### REQUIRED WORK
State the number of lines below in which the word "JSON" appears. Nothing else belongs in the answer.

== Segment start ==

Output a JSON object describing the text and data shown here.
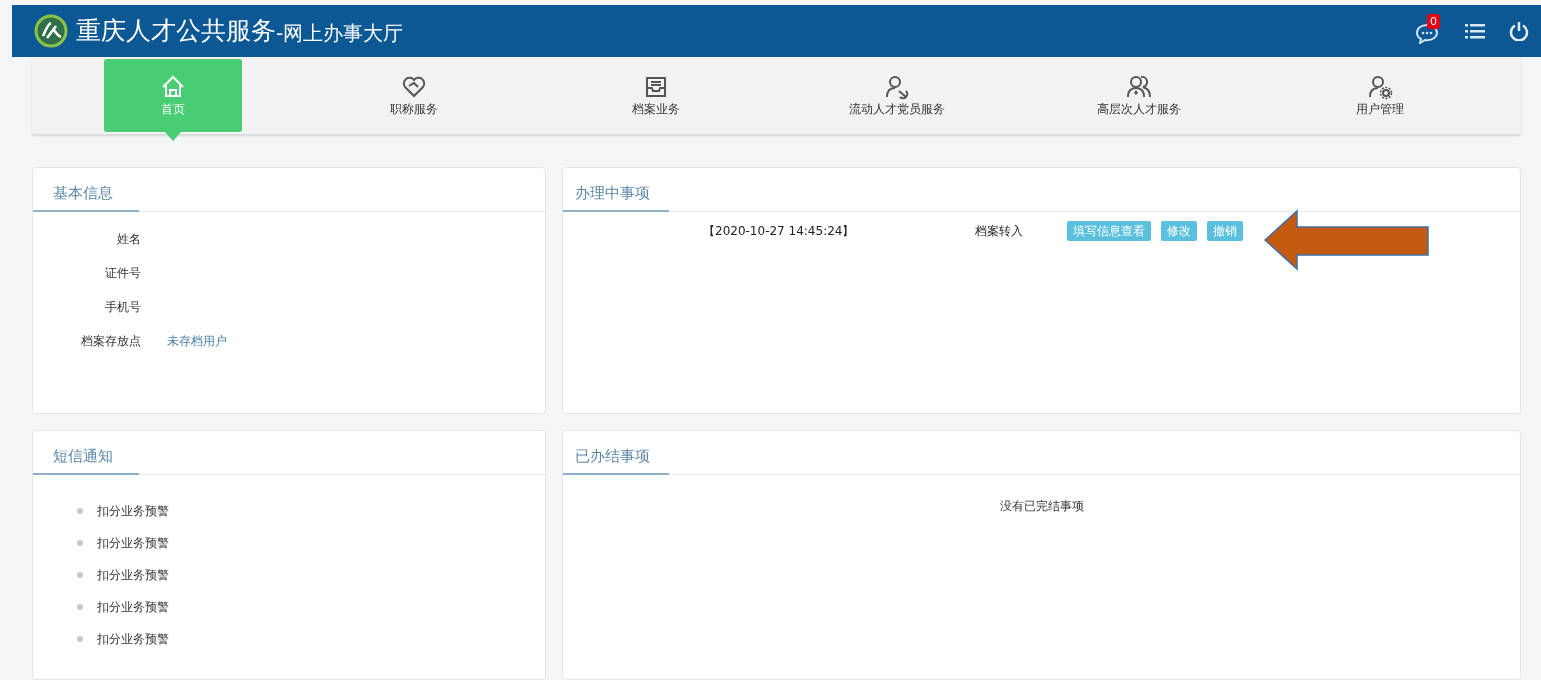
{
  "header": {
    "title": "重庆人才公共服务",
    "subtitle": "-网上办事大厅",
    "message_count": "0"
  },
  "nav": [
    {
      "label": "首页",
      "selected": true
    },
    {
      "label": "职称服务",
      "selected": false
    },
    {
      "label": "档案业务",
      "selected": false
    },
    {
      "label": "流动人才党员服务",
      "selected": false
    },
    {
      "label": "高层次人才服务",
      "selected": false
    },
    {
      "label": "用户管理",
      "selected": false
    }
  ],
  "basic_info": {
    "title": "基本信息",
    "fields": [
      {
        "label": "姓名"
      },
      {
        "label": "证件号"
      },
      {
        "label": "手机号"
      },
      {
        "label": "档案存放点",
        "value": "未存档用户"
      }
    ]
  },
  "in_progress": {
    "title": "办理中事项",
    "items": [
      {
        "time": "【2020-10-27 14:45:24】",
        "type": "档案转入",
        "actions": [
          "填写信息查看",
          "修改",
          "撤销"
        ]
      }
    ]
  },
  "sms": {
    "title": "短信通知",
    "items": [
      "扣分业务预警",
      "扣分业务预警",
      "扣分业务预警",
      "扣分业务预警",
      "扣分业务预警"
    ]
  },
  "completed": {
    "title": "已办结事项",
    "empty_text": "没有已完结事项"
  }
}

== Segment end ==
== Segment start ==

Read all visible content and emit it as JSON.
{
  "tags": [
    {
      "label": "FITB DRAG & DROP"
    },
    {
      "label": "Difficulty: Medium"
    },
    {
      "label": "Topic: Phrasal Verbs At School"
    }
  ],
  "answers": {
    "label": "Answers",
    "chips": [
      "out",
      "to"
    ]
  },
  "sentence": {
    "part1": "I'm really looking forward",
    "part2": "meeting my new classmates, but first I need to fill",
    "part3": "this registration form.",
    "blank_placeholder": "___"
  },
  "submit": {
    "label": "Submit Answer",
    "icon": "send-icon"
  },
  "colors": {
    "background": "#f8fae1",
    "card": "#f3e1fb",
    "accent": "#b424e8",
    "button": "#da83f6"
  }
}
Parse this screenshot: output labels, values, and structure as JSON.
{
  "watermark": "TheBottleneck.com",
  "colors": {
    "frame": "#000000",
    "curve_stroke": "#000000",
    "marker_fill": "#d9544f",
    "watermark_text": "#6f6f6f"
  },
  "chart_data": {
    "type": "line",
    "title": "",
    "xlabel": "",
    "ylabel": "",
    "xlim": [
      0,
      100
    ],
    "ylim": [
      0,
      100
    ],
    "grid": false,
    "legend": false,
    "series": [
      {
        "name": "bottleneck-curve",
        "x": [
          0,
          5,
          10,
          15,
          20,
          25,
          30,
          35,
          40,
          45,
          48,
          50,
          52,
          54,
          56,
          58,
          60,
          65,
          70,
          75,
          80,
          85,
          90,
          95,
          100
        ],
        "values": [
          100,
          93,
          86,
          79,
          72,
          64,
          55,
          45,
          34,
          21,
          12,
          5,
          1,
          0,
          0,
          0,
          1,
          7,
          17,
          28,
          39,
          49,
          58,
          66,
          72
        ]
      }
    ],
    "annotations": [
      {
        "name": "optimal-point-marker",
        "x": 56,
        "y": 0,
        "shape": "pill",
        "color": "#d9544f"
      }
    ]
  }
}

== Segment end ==
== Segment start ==

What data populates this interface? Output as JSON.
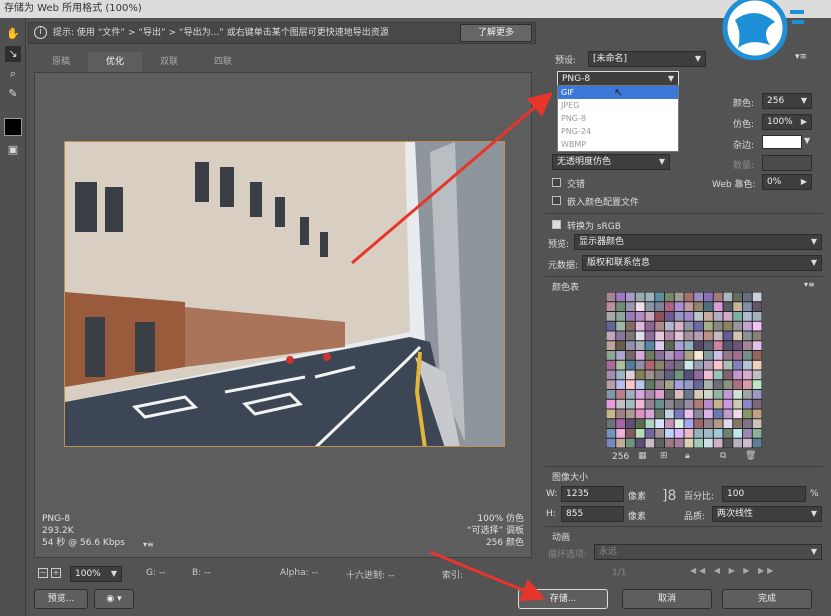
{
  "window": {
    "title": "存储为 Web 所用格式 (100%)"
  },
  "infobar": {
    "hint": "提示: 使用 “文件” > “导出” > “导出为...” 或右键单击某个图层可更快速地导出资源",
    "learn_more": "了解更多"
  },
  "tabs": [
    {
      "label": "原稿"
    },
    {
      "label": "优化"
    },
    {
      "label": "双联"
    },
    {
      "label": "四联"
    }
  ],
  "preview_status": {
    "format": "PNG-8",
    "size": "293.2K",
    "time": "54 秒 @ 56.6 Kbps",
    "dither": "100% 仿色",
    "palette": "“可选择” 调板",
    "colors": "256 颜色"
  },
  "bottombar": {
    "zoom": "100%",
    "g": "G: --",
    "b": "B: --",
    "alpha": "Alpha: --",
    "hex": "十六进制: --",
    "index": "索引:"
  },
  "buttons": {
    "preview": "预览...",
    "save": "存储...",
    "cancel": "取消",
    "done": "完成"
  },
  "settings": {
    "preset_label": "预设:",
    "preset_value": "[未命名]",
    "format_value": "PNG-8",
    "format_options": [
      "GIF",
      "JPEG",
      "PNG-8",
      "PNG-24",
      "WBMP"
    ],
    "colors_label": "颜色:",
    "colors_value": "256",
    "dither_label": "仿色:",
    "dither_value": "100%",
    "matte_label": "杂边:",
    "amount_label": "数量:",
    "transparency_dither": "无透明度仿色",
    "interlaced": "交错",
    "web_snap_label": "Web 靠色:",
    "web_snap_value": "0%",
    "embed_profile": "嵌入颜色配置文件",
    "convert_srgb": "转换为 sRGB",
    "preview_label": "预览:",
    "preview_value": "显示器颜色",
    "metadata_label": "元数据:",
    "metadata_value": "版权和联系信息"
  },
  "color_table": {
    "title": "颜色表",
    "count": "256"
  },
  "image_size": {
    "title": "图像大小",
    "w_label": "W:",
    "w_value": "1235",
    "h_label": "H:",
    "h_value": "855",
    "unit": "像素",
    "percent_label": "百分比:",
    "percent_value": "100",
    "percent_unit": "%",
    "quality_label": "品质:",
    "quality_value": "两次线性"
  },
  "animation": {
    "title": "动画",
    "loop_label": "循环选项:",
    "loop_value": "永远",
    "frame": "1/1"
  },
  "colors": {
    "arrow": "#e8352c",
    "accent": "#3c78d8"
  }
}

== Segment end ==

### TASK RESULT
4